Sunday, January 18, 2009


Two of my wonderful students are a year behind their peers. One precious boy repeated kindergarten last year and one darling girl is repeating first grade. The boy has been struggling all year. He started the year below grade level in just about every area and continues to fall farther behind. We have just recently started the (very long) process of assessing for learning disabilities.

It's the girl that I find especially fascinating this year. I observed in her classroom some last year as I was attempting to gain some clue about life in first grade. She stood out in that room in part because she was a loner. She seemed completely isolated and uncomfortable. (It should be noted that she had absolutely fabulous teachers.)

At the start of this year she was a completely different child.
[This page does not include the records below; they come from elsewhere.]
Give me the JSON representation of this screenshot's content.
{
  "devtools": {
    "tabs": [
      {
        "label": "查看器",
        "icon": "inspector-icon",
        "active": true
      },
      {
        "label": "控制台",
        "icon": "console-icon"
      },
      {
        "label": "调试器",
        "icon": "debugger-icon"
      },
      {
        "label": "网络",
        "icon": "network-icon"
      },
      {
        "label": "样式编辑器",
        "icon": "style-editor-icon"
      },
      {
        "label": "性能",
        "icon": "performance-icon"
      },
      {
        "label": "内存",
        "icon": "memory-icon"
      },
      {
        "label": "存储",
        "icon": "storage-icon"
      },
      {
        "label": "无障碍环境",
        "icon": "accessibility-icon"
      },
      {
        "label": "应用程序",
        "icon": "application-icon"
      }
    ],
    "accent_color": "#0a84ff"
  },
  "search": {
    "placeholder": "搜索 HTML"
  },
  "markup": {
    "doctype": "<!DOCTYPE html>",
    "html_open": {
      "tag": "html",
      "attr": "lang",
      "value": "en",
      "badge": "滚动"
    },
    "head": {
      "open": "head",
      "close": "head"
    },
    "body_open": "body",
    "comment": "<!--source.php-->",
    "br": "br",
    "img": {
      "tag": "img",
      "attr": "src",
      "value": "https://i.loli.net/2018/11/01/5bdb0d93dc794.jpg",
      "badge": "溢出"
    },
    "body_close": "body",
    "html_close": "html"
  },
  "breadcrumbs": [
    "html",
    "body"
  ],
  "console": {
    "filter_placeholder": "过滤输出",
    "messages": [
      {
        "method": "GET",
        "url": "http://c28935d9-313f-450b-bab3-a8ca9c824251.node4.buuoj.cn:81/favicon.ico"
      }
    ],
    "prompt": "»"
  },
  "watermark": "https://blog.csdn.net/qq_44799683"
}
She was confident, outgoing, engaged, everything we could have hoped. At the end of the first quarter I met with her father and he was visibly relieved to hear how well she was doing. He felt the right decision had been made in retaining her. We all did.

Now, halfway through the school year, I have my doubts. She seems to be pulling into herself more and more. She is disengaged during lessons, seeming to space out. She still achieves academically at a higher level than the great majority of her classmates, but it doesn't seem to matter to her. She's starting to resemble the student I observed last year.
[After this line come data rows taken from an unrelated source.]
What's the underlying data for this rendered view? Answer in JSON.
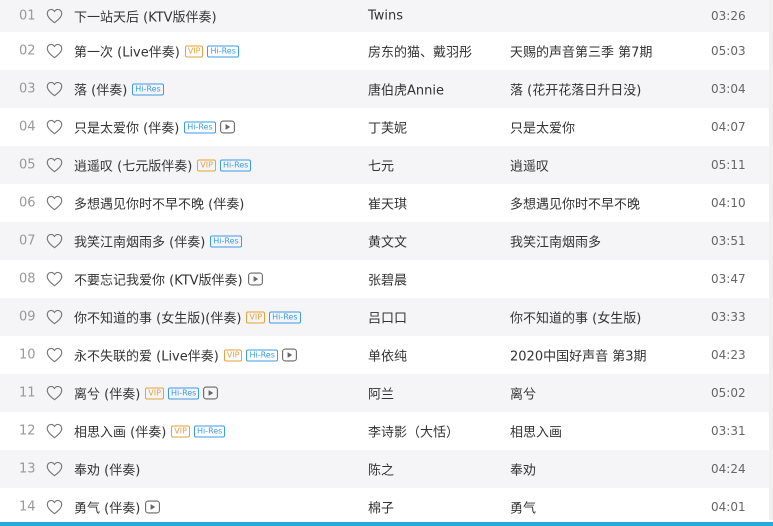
{
  "songs": [
    {
      "index": "01",
      "title": "下一站天后 (KTV版伴奏)",
      "vip": false,
      "hires": false,
      "mv": false,
      "artist": "Twins",
      "album": "",
      "duration": "03:26"
    },
    {
      "index": "02",
      "title": "第一次 (Live伴奏)",
      "vip": true,
      "hires": true,
      "mv": false,
      "artist": "房东的猫、戴羽彤",
      "album": "天赐的声音第三季 第7期",
      "duration": "05:03"
    },
    {
      "index": "03",
      "title": "落 (伴奏)",
      "vip": false,
      "hires": true,
      "mv": false,
      "artist": "唐伯虎Annie",
      "album": "落 (花开花落日升日没)",
      "duration": "03:04"
    },
    {
      "index": "04",
      "title": "只是太爱你 (伴奏)",
      "vip": false,
      "hires": true,
      "mv": true,
      "artist": "丁芙妮",
      "album": "只是太爱你",
      "duration": "04:07"
    },
    {
      "index": "05",
      "title": "逍遥叹 (七元版伴奏)",
      "vip": true,
      "hires": true,
      "mv": false,
      "artist": "七元",
      "album": "逍遥叹",
      "duration": "05:11"
    },
    {
      "index": "06",
      "title": "多想遇见你时不早不晚 (伴奏)",
      "vip": false,
      "hires": false,
      "mv": false,
      "artist": "崔天琪",
      "album": "多想遇见你时不早不晚",
      "duration": "04:10"
    },
    {
      "index": "07",
      "title": "我笑江南烟雨多 (伴奏)",
      "vip": false,
      "hires": true,
      "mv": false,
      "artist": "黄文文",
      "album": "我笑江南烟雨多",
      "duration": "03:51"
    },
    {
      "index": "08",
      "title": "不要忘记我爱你 (KTV版伴奏)",
      "vip": false,
      "hires": false,
      "mv": true,
      "artist": "张碧晨",
      "album": "",
      "duration": "03:47"
    },
    {
      "index": "09",
      "title": "你不知道的事 (女生版)(伴奏)",
      "vip": true,
      "hires": true,
      "mv": false,
      "artist": "吕口口",
      "album": "你不知道的事 (女生版)",
      "duration": "03:33"
    },
    {
      "index": "10",
      "title": "永不失联的爱 (Live伴奏)",
      "vip": true,
      "hires": true,
      "mv": true,
      "artist": "单依纯",
      "album": "2020中国好声音 第3期",
      "duration": "04:23"
    },
    {
      "index": "11",
      "title": "离兮 (伴奏)",
      "vip": true,
      "hires": true,
      "mv": true,
      "artist": "阿兰",
      "album": "离兮",
      "duration": "05:02"
    },
    {
      "index": "12",
      "title": "相思入画 (伴奏)",
      "vip": true,
      "hires": true,
      "mv": false,
      "artist": "李诗影（大恬）",
      "album": "相思入画",
      "duration": "03:31"
    },
    {
      "index": "13",
      "title": "奉劝 (伴奏)",
      "vip": false,
      "hires": false,
      "mv": false,
      "artist": "陈之",
      "album": "奉劝",
      "duration": "04:24"
    },
    {
      "index": "14",
      "title": "勇气 (伴奏)",
      "vip": false,
      "hires": false,
      "mv": true,
      "artist": "棉子",
      "album": "勇气",
      "duration": "04:01"
    }
  ],
  "badges": {
    "vip_label": "VIP",
    "hires_label": "Hi-Res"
  },
  "icons": {
    "like": "heart-outline-icon",
    "mv": "play-video-icon"
  },
  "colors": {
    "row_alt_bg": "#f5f5f7",
    "vip": "#e6a23c",
    "hires": "#3a9be8",
    "accent_bar": "#29a7e1"
  }
}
I don't know what would have happened had she gone on to second grade. Maybe she would have struggled in the same way as last year from day one. Maybe at some point things would have clicked for her however and she would have soared. There's no way for us to know.

In the upper grades I didn't face the issue of retention in the same way as I will in first grade. It was unheard of for us to retain students at that level and I completely agreed. I was shocked last year to learn how many students we were retaining in kindergarten and first grade. However, I assumed I simply didn't have the knowledge to know what we should do.

Watching these two students has me wondering anew. Is anything gained when we retain students? How do we know when/if it will benefit a child and when it will hurt them?


Chickadee said...

Wow. Do you suppose there's something going on at home with the little girl? For her to have started so well at the beginning of the year and to see how she has regressed makes me wonder. How are the other students treating her?

Anonymous said...

If the girl had not been held back and had anything less than a perfect year, any sensible teacher would still ask these questions. Your team made the best decision you could with the information you had at the time.

Situations like this do give a lot of strength to aiming for more individualized learning plans. If a student who's having trouble has the freedom to spend extra time and get extra help on specific subjects, it sidesteps this artificially-created problem of when to promote students.